Global Business Cycle Indicators
Press Release Archive
Released: Thursday, January 23, 2003
This release incorporates annual benchmark revisions to the composite indexes which brings them up-to-date with revisions in component data in the past year.
The Conference Board announced today that the U.S. leading index increased by 0.1 percent, the coincident index held steady, and the lagging index decreased 0.3 percent in December.
- After declining from May through September 2002, the leading index has now improved for three straight months, suggesting a stronger economic recovery in the first half of 2003.
- The negative contribution from unemployment insurance claims in December was more than offset by the positive contributions from housing permits, average manufacturing workweek, and consumer expectations. The leading index has almost regained its level in May 2002, or when it started to decline.
- The coincident index, a measure of current economic activity, was flat in each of the last three months of 2002. But it’s still 0.8 percent above its cyclical low reached in November 2001.
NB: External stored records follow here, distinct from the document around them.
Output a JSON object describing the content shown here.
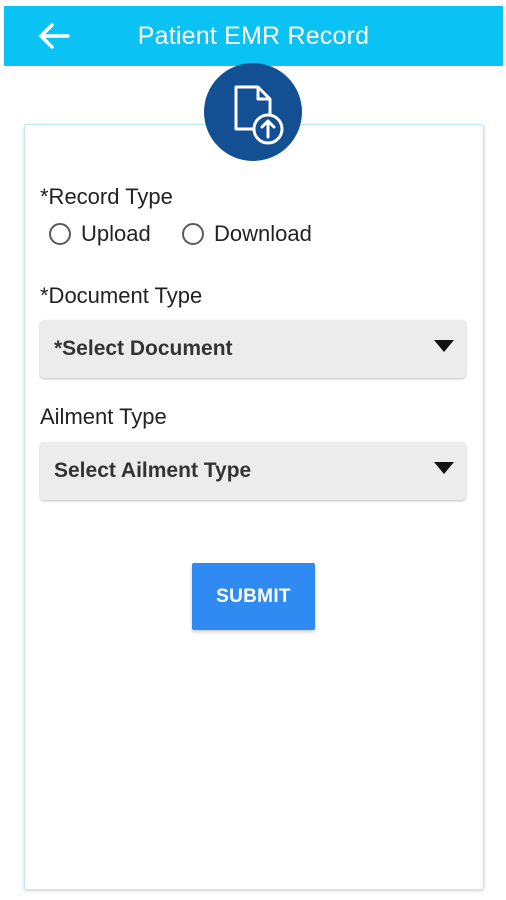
{
  "app_bar": {
    "title": "Patient EMR Record",
    "back_icon": "arrow-left-icon",
    "background_color": "#0ac2f4"
  },
  "header_badge": {
    "icon": "document-upload-icon",
    "background_color": "#134f93"
  },
  "form": {
    "record_type": {
      "label": "*Record Type",
      "options": [
        {
          "label": "Upload",
          "selected": false
        },
        {
          "label": "Download",
          "selected": false
        }
      ]
    },
    "document_type": {
      "label": "*Document Type",
      "selected_value": "*Select Document"
    },
    "ailment_type": {
      "label": "Ailment Type",
      "selected_value": "Select Ailment Type"
    },
    "submit_label": "SUBMIT",
    "submit_color": "#2f8bf2"
  }
}
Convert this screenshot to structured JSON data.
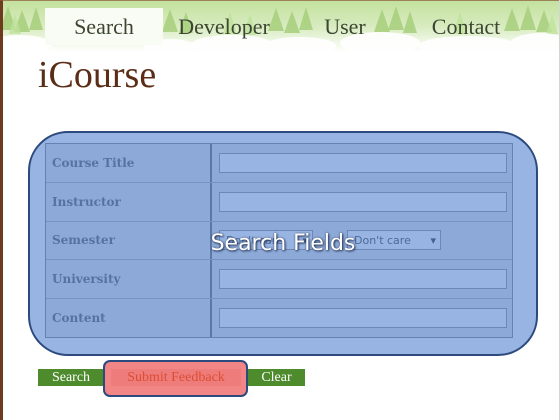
{
  "nav": {
    "tabs": [
      {
        "label": "Search",
        "active": true
      },
      {
        "label": "Developer",
        "active": false
      },
      {
        "label": "User",
        "active": false
      },
      {
        "label": "Contact",
        "active": false
      }
    ]
  },
  "header": {
    "title": "iCourse"
  },
  "search_form": {
    "fields": [
      {
        "label": "Course Title",
        "value": ""
      },
      {
        "label": "Instructor",
        "value": ""
      },
      {
        "label": "Semester",
        "selects": [
          {
            "selected": "Don't care",
            "icon": "chevron-down-icon"
          },
          {
            "selected": "Don't care",
            "icon": "chevron-down-icon"
          }
        ]
      },
      {
        "label": "University",
        "value": ""
      },
      {
        "label": "Content",
        "value": ""
      }
    ]
  },
  "annotations": {
    "search_fields_label": "Search Fields"
  },
  "buttons": {
    "search": "Search",
    "submit_feedback": "Submit Feedback",
    "clear": "Clear"
  },
  "colors": {
    "title": "#5c2d16",
    "nav_text": "#3b4530",
    "button_green": "#4d8b2d",
    "annotation_blue_border": "#2d4a7f",
    "annotation_red_fill": "#f28585",
    "feedback_text": "#dc4e34"
  }
}
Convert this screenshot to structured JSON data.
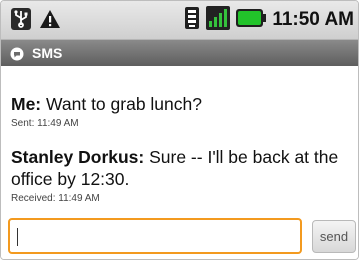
{
  "status_bar": {
    "time": "11:50 AM",
    "icons": [
      "usb-icon",
      "warning-icon",
      "vibrate-icon",
      "signal-icon",
      "battery-icon"
    ],
    "battery_color": "#22c32a"
  },
  "title_bar": {
    "icon": "sms-bubble-icon",
    "title": "SMS"
  },
  "messages": [
    {
      "sender": "Me:",
      "text": "Want to grab lunch?",
      "meta": "Sent: 11:49 AM"
    },
    {
      "sender": "Stanley Dorkus:",
      "text": "Sure -- I'll be back at the office by 12:30.",
      "meta": "Received: 11:49 AM"
    }
  ],
  "compose": {
    "value": "",
    "send_label": "send",
    "focus_color": "#f39a1f"
  }
}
Leading Indicators. Eight of the ten indicators that make up the leading index increased in December. The positive contributors to the index - beginning with the largest positive contributor - were building permits, average weekly manufacturing hours, index of consumer expectations, real money supply*, vendor performance, interest rate spread, manufacturers’ new orders for nondefense capital goods*, manufacturers’ new orders for consumer goods and materials*. The two negative contributors - from the larger negative contributor – were average weekly initial claims for unemployment insurance (inverted) and stock prices.
The leading index now stands at 111.3 (1996=100). This index increased 0.5 percent in November and increased 0.2 percent in October. During the six-month span through December, the leading index increased 0.1 percent, with four of the ten components advancing (diffusion index, six-month span equals 40 percent).
Coincident Indicators. Two of the four indicators that make up the coincident index increased in December. The positive contributors to the index - beginning with the larger positive contributor - were personal income less transfer payments* and manufacturing and trade sales*. Employees on nonagricultural payrolls and industrial production decreased in December.
The coincident index now stands at 115.2 (1996=100). This index held steady in November and October. During the six-month period through November, the coincident index increased 0.1 percent.
Lagging Indicators. The lagging index decreased 0.3 percent to 99.4 (1996=100) in December, with four of the seven components declining. The negative contributors to the index – beginning with the largest negative contributor – were average duration of unemployment, commercial and industrial loans outstanding*, average prime rate charged by banks, and ratio of consumer installment credit to personal income*. Change in CPI for services is the only component that increased this month. Change in labor cost per unit of output* and ratio of manufacturing and trade inventories to sales* held steady in December. The lagging index decreased 0.3 percent in November and held steady in October.
Data Availability. The data series used by The Conference Board to compute the three composite indexes and reported in the tables in this release are those available “as of” 12 Noon on January 22, 2003. Some series are estimated as noted below.
*Notes: Series in the leading index that are based on The Conference Board estimates are manufacturers’ new orders for consumer goods and materials, manufacturers’ new orders for nondefense capital goods, and the personal consumption expenditure deflator for money supply. Series in the coincident index that are based on The Conference Board estimates are personal income less transfer payments and manufacturing and trade sales. Series in the lagging index that are based on The Conference Board estimates are inventories to sales ratio, consumer installment credit to income ratio, change in labor cost per unit of output, and the personal consumption expenditure deflator for commercial and industrial loans outstanding.
THESE DATA ARE FOR ANALYSIS PURPOSES ONLY. NOT FOR REDISTRIBUTION, PUBLISHING, DATABASING, OR PUBLIC POSTING WITHOUT EXPRESS WRITTEN PERMISSION.